--- WHAT THE TASK ASKS ---
Your reply should be the records below, duplicated exactly, with any picture removed.

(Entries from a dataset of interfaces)

Segment Open

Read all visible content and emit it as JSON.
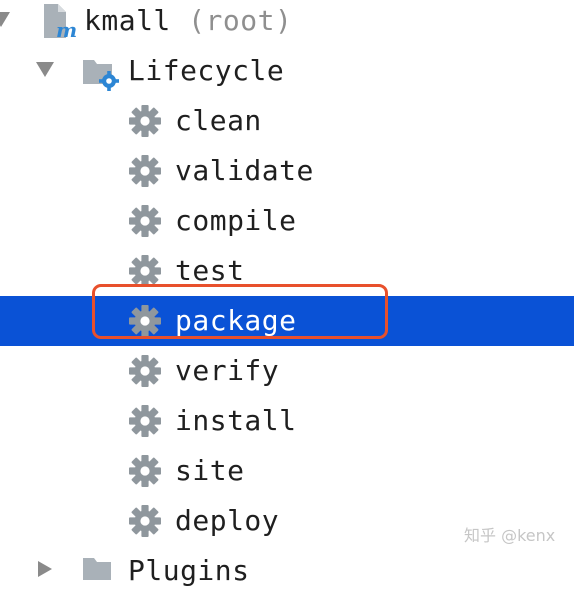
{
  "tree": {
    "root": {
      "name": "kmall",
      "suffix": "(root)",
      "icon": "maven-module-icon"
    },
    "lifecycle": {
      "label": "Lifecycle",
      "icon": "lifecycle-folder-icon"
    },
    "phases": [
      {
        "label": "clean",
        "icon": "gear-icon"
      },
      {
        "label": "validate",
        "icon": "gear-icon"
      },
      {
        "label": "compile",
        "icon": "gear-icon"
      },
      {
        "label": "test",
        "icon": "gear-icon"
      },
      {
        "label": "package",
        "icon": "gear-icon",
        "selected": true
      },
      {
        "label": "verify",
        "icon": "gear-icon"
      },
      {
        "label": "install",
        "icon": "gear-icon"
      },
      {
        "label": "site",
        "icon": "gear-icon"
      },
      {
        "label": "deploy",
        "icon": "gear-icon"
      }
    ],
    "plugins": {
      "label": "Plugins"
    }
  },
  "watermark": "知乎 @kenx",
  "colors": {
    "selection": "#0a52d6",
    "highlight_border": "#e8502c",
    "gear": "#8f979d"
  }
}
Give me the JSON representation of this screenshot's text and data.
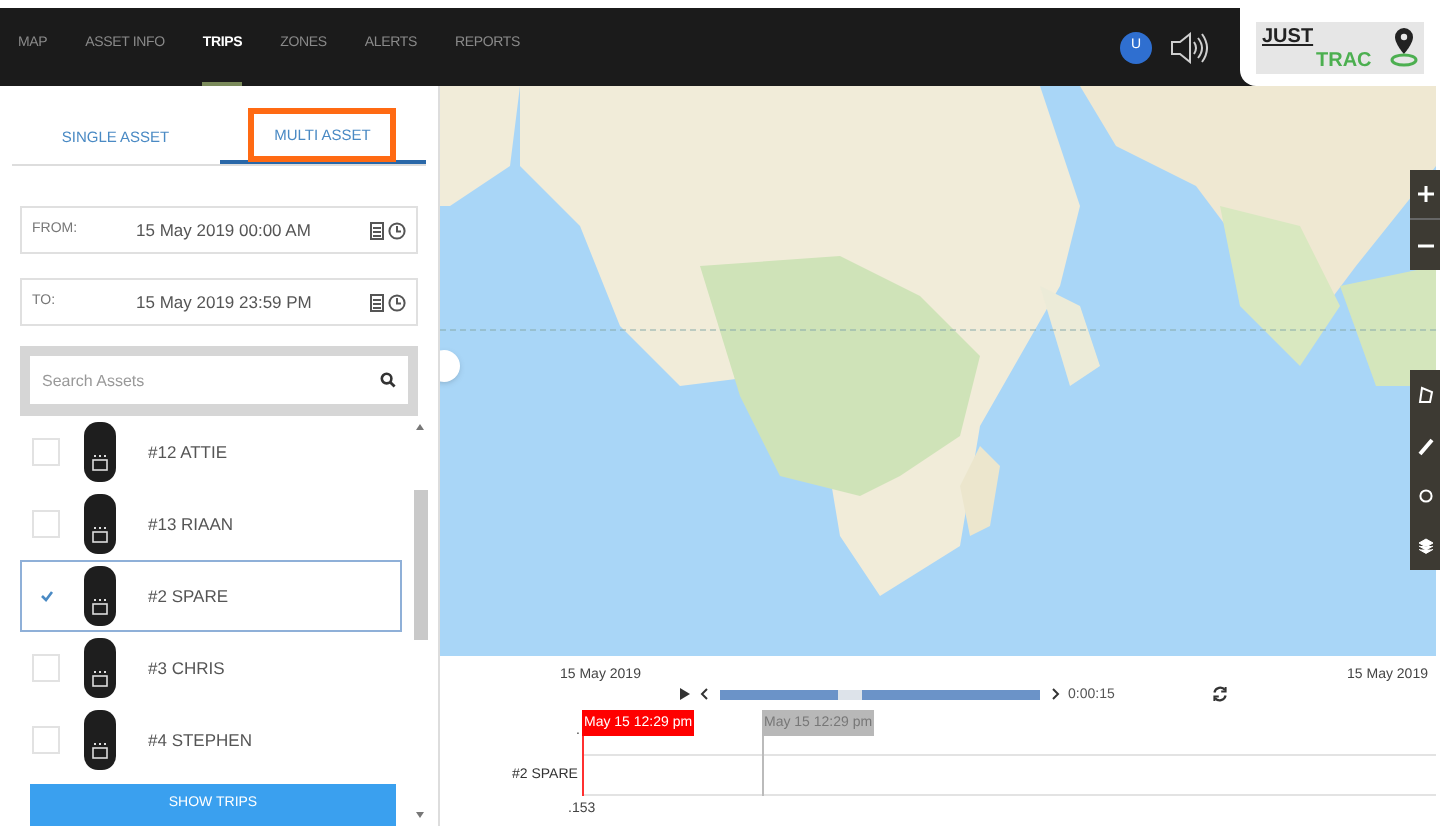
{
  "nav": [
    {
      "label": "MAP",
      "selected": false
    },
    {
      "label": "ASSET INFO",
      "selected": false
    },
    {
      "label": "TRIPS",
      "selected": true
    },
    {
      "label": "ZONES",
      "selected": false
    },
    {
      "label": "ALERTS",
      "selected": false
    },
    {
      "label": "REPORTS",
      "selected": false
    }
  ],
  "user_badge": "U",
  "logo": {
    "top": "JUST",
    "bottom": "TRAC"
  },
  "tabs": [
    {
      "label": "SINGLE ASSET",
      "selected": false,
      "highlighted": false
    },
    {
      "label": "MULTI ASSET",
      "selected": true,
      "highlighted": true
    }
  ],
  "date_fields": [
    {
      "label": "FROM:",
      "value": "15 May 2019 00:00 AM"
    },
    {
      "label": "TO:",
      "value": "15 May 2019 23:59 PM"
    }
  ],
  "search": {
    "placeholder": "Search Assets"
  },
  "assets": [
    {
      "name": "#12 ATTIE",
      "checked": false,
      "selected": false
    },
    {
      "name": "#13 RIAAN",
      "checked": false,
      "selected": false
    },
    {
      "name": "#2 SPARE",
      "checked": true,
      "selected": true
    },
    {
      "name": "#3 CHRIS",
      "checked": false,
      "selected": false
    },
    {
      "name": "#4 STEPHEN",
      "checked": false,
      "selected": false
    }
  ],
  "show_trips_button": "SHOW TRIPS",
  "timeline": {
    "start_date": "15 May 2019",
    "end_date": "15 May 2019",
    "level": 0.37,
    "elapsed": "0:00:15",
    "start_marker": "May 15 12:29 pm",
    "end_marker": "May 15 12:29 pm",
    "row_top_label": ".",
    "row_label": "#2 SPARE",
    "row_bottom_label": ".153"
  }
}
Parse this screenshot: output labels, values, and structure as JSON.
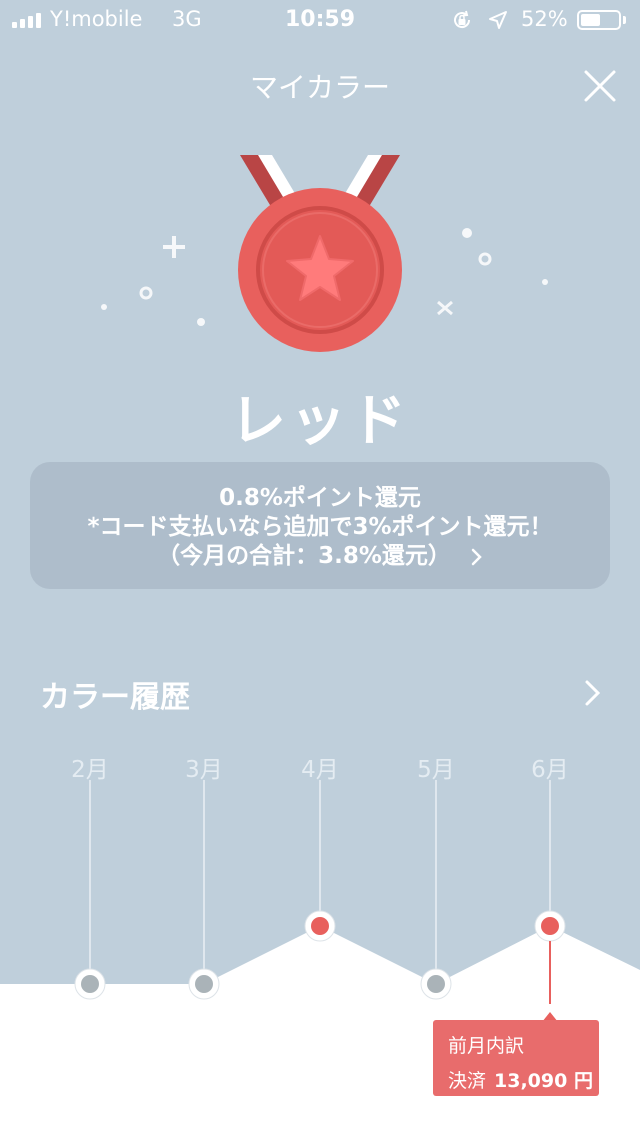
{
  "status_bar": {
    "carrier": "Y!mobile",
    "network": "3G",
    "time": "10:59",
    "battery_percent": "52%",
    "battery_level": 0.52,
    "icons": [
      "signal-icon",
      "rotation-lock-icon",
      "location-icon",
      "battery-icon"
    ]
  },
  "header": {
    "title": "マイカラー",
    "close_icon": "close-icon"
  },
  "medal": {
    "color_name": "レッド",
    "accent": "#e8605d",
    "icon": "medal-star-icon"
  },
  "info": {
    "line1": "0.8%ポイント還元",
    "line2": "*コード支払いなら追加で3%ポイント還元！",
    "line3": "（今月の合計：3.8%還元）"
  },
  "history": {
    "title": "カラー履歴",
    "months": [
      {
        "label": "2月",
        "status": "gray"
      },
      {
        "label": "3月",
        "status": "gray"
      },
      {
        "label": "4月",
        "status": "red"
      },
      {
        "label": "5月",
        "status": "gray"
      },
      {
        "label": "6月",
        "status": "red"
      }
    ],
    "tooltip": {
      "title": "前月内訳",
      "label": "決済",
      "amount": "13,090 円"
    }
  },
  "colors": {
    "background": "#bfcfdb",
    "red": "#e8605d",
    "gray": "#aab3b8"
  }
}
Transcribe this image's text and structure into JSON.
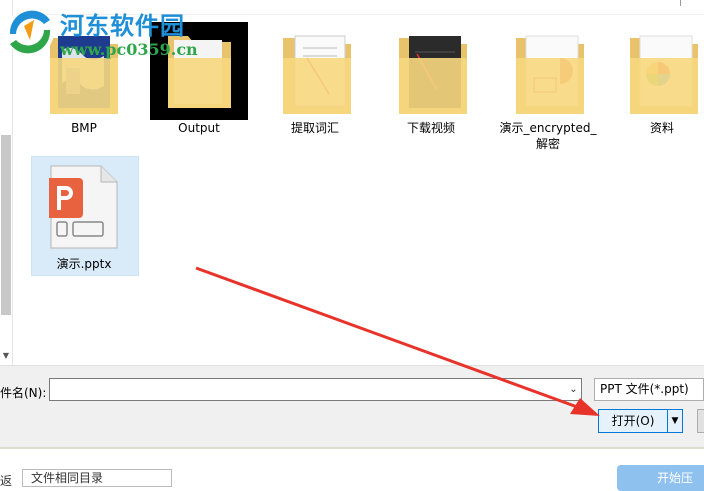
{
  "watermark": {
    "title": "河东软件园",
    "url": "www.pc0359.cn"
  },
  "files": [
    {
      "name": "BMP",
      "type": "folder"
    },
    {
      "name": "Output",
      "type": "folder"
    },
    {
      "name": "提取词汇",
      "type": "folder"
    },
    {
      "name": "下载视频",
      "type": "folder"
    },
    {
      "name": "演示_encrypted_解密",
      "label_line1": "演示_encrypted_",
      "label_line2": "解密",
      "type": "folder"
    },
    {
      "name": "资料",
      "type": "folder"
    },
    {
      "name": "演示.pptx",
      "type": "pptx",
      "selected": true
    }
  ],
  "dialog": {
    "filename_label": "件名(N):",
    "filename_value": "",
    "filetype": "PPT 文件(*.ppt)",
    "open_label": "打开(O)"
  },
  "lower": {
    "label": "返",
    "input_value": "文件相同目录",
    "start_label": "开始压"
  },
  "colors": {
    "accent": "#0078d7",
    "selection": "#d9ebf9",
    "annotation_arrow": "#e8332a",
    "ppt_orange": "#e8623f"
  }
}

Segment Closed

--- RESULT OF THE EXERCISE ---
Read all visible content and emit it as JSON.
{
  "tree": {
    "root": {
      "name": "kmall",
      "suffix": "(root)",
      "icon": "maven-module-icon"
    },
    "lifecycle": {
      "label": "Lifecycle",
      "icon": "lifecycle-folder-icon"
    },
    "phases": [
      {
        "label": "clean",
        "icon": "gear-icon"
      },
      {
        "label": "validate",
        "icon": "gear-icon"
      },
      {
        "label": "compile",
        "icon": "gear-icon"
      },
      {
        "label": "test",
        "icon": "gear-icon"
      },
      {
        "label": "package",
        "icon": "gear-icon",
        "selected": true
      },
      {
        "label": "verify",
        "icon": "gear-icon"
      },
      {
        "label": "install",
        "icon": "gear-icon"
      },
      {
        "label": "site",
        "icon": "gear-icon"
      },
      {
        "label": "deploy",
        "icon": "gear-icon"
      }
    ],
    "plugins": {
      "label": "Plugins"
    }
  },
  "watermark": "知乎 @kenx",
  "colors": {
    "selection": "#0a52d6",
    "highlight_border": "#e8502c",
    "gear": "#8f979d"
  }
}
Give me the JSON representation of this screenshot's text and data.
{
  "nav": [
    {
      "label": "MAP",
      "selected": false
    },
    {
      "label": "ASSET INFO",
      "selected": false
    },
    {
      "label": "TRIPS",
      "selected": true
    },
    {
      "label": "ZONES",
      "selected": false
    },
    {
      "label": "ALERTS",
      "selected": false
    },
    {
      "label": "REPORTS",
      "selected": false
    }
  ],
  "user_badge": "U",
  "logo": {
    "top": "JUST",
    "bottom": "TRAC"
  },
  "tabs": [
    {
      "label": "SINGLE ASSET",
      "selected": false,
      "highlighted": false
    },
    {
      "label": "MULTI ASSET",
      "selected": true,
      "highlighted": true
    }
  ],
  "date_fields": [
    {
      "label": "FROM:",
      "value": "15 May 2019 00:00 AM"
    },
    {
      "label": "TO:",
      "value": "15 May 2019 23:59 PM"
    }
  ],
  "search": {
    "placeholder": "Search Assets"
  },
  "assets": [
    {
      "name": "#12 ATTIE",
      "checked": false,
      "selected": false
    },
    {
      "name": "#13 RIAAN",
      "checked": false,
      "selected": false
    },
    {
      "name": "#2 SPARE",
      "checked": true,
      "selected": true
    },
    {
      "name": "#3 CHRIS",
      "checked": false,
      "selected": false
    },
    {
      "name": "#4 STEPHEN",
      "checked": false,
      "selected": false
    }
  ],
  "show_trips_button": "SHOW TRIPS",
  "timeline": {
    "start_date": "15 May 2019",
    "end_date": "15 May 2019",
    "level": 0.37,
    "elapsed": "0:00:15",
    "start_marker": "May 15 12:29 pm",
    "end_marker": "May 15 12:29 pm",
    "row_top_label": ".",
    "row_label": "#2 SPARE",
    "row_bottom_label": ".153"
  }
}
Parse this screenshot: output labels, values, and structure as JSON.
{
  "status_bar": {
    "carrier": "Y!mobile",
    "network": "3G",
    "time": "10:59",
    "battery_percent": "52%",
    "battery_level": 0.52,
    "icons": [
      "signal-icon",
      "rotation-lock-icon",
      "location-icon",
      "battery-icon"
    ]
  },
  "header": {
    "title": "マイカラー",
    "close_icon": "close-icon"
  },
  "medal": {
    "color_name": "レッド",
    "accent": "#e8605d",
    "icon": "medal-star-icon"
  },
  "info": {
    "line1": "0.8%ポイント還元",
    "line2": "*コード支払いなら追加で3%ポイント還元！",
    "line3": "（今月の合計：3.8%還元）"
  },
  "history": {
    "title": "カラー履歴",
    "months": [
      {
        "label": "2月",
        "status": "gray"
      },
      {
        "label": "3月",
        "status": "gray"
      },
      {
        "label": "4月",
        "status": "red"
      },
      {
        "label": "5月",
        "status": "gray"
      },
      {
        "label": "6月",
        "status": "red"
      }
    ],
    "tooltip": {
      "title": "前月内訳",
      "label": "決済",
      "amount": "13,090 円"
    }
  },
  "colors": {
    "background": "#bfcfdb",
    "red": "#e8605d",
    "gray": "#aab3b8"
  }
}
Transcribe this image's text and structure into JSON.
{
  "watermark": {
    "title": "河东软件园",
    "url": "www.pc0359.cn"
  },
  "files": [
    {
      "name": "BMP",
      "type": "folder"
    },
    {
      "name": "Output",
      "type": "folder"
    },
    {
      "name": "提取词汇",
      "type": "folder"
    },
    {
      "name": "下载视频",
      "type": "folder"
    },
    {
      "name": "演示_encrypted_解密",
      "label_line1": "演示_encrypted_",
      "label_line2": "解密",
      "type": "folder"
    },
    {
      "name": "资料",
      "type": "folder"
    },
    {
      "name": "演示.pptx",
      "type": "pptx",
      "selected": true
    }
  ],
  "dialog": {
    "filename_label": "件名(N):",
    "filename_value": "",
    "filetype": "PPT 文件(*.ppt)",
    "open_label": "打开(O)"
  },
  "lower": {
    "label": "返",
    "input_value": "文件相同目录",
    "start_label": "开始压"
  },
  "colors": {
    "accent": "#0078d7",
    "selection": "#d9ebf9",
    "annotation_arrow": "#e8332a",
    "ppt_orange": "#e8623f"
  }
}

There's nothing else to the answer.